I weighed food and counted calories for a time. It opened my eyes to portion sizes and made me appreciate just how easy it is to overeat. For example, a quick glance at the granola packet states 245 kcal per portion, you add some yogurt and mentally log your breakfast as about 350 kcal. In reality, your portion of granola was more than double the recommended serving and your breakfast actually contained 600 kcal. Combine this with the fact that you actually put 50 grams of peanut butter on your toast for your lunch, not the recommended portion of 30 grams… meaning you consumed 120 kcal more than you thought. Finally, add the fish finger and few chips you ate off your child’s plate at dinner time and your calorie consumption for the day is approximately 500 more than you thought.
For many people, counting calories for a while is a brilliant idea and I often ask my clients to do it so they can gain a better understanding of energy balance and calorie requirements; to learn what they need to consume and in what quantities. It is essential to recognise that food is fuel, and that if your output changes; for example if you move from a manual job to a desk job, you need to alter the input accordingly or you’ll find yourself in a calorie surplus and will inevitably gain weight.

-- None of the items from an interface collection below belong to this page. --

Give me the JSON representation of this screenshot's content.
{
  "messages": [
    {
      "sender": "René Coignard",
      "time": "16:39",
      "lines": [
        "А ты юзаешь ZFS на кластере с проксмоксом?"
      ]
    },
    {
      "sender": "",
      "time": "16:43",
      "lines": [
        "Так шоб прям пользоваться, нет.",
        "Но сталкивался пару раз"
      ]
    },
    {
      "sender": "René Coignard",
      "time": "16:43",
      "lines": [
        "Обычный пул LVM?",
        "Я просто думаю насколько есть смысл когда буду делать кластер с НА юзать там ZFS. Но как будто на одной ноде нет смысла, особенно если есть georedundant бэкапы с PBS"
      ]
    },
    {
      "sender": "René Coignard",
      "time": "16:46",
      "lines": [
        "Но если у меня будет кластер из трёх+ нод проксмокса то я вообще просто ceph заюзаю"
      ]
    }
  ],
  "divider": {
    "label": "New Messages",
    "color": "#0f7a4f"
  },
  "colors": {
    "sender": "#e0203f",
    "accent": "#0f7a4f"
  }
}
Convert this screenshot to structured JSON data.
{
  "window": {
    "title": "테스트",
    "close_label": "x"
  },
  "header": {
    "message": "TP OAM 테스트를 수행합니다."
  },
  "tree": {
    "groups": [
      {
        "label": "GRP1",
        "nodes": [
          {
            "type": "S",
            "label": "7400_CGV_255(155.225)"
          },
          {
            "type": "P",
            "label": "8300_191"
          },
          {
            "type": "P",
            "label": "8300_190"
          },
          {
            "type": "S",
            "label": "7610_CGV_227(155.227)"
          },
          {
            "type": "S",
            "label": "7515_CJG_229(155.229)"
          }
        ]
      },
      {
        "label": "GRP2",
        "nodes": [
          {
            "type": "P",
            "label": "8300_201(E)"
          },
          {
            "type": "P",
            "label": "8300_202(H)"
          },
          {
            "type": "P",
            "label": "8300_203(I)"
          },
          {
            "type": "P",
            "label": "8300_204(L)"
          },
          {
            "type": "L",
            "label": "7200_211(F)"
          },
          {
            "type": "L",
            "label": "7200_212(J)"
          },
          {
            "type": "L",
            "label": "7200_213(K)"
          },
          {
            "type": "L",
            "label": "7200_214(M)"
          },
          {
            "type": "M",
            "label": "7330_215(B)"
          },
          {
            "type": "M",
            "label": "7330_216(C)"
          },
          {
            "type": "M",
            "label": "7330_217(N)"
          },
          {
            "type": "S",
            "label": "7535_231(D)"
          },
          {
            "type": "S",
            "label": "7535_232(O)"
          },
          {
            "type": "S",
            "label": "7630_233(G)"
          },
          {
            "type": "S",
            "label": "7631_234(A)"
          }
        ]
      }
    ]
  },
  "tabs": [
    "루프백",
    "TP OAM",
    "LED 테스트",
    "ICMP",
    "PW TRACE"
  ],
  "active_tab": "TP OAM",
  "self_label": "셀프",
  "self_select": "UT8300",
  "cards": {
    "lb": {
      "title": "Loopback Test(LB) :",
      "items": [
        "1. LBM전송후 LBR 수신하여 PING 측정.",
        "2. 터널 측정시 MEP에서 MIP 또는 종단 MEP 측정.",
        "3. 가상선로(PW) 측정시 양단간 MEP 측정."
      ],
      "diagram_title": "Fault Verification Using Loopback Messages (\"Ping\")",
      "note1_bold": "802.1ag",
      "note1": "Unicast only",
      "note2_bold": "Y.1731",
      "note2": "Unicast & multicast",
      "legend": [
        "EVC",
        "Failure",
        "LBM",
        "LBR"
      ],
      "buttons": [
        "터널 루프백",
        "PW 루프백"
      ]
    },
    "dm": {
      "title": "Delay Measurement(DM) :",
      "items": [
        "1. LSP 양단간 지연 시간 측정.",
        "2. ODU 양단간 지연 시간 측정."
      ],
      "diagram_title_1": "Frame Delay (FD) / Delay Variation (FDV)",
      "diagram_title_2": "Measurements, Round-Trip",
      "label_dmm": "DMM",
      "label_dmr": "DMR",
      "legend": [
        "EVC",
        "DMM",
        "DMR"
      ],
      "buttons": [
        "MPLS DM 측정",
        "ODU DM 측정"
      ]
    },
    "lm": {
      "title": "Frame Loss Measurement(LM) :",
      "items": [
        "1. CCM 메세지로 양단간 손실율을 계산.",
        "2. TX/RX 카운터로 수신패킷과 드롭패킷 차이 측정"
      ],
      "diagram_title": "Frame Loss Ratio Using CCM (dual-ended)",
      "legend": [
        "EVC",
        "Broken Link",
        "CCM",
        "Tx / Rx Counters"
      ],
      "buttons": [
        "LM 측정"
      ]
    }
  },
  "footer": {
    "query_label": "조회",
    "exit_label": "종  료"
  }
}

Nowadays, I don’t count calories. I have learnt enough to know roughly what I need to consume to maintain my weight. I make sure most of the foods I consume are single ingredient, whole foods, I include plenty of protein, heaps of fruit and vegetables and I don’t omit any food groups or deny myself anything. I can recognise when I’m under-fueled because my performance suffers – my marathon training block is an excellent example of this, I soon realised that I needed to up my calories once my mileage increased because I felt flat and lacking in energy on my runs.
I track my progress using goals and currently, weight loss isn’t one of them. At the moment my goals relate to increased speed over shorter distances and to strength. I take a similar approach with my clients and always encourage them to have at least three goals, only one of which relates to weight or the scales. They can be anything, from improved sleep, a PB over a certain distance or in a certain lift or something really personal like having the confidence to run in shorts.
Please trust me when I say that you don’t need to go on a diet, you need to make a change to your lifestyle. It won’t be easy, and anybody that tells you they have an easy way or a quick fix is lying. I appreciate that there might well be a time and a place for rapid weight loss, but, if you want your brain to keep up, you need to embrace the process, appreciate that good things take time and focus on enjoying it. Enjoy the fact that you have more energy, that you’re sleeping better and your skin is clearer. Be proud of the improvements in your pace and strength and let any resulting weight loss be a happy bonus, not your only objective and your single measure of success.
Strive to be happy. To be healthy and physically fit. Please don’t strive solely to see a certain number on the scale or on the label of your jeans. You are not your weight.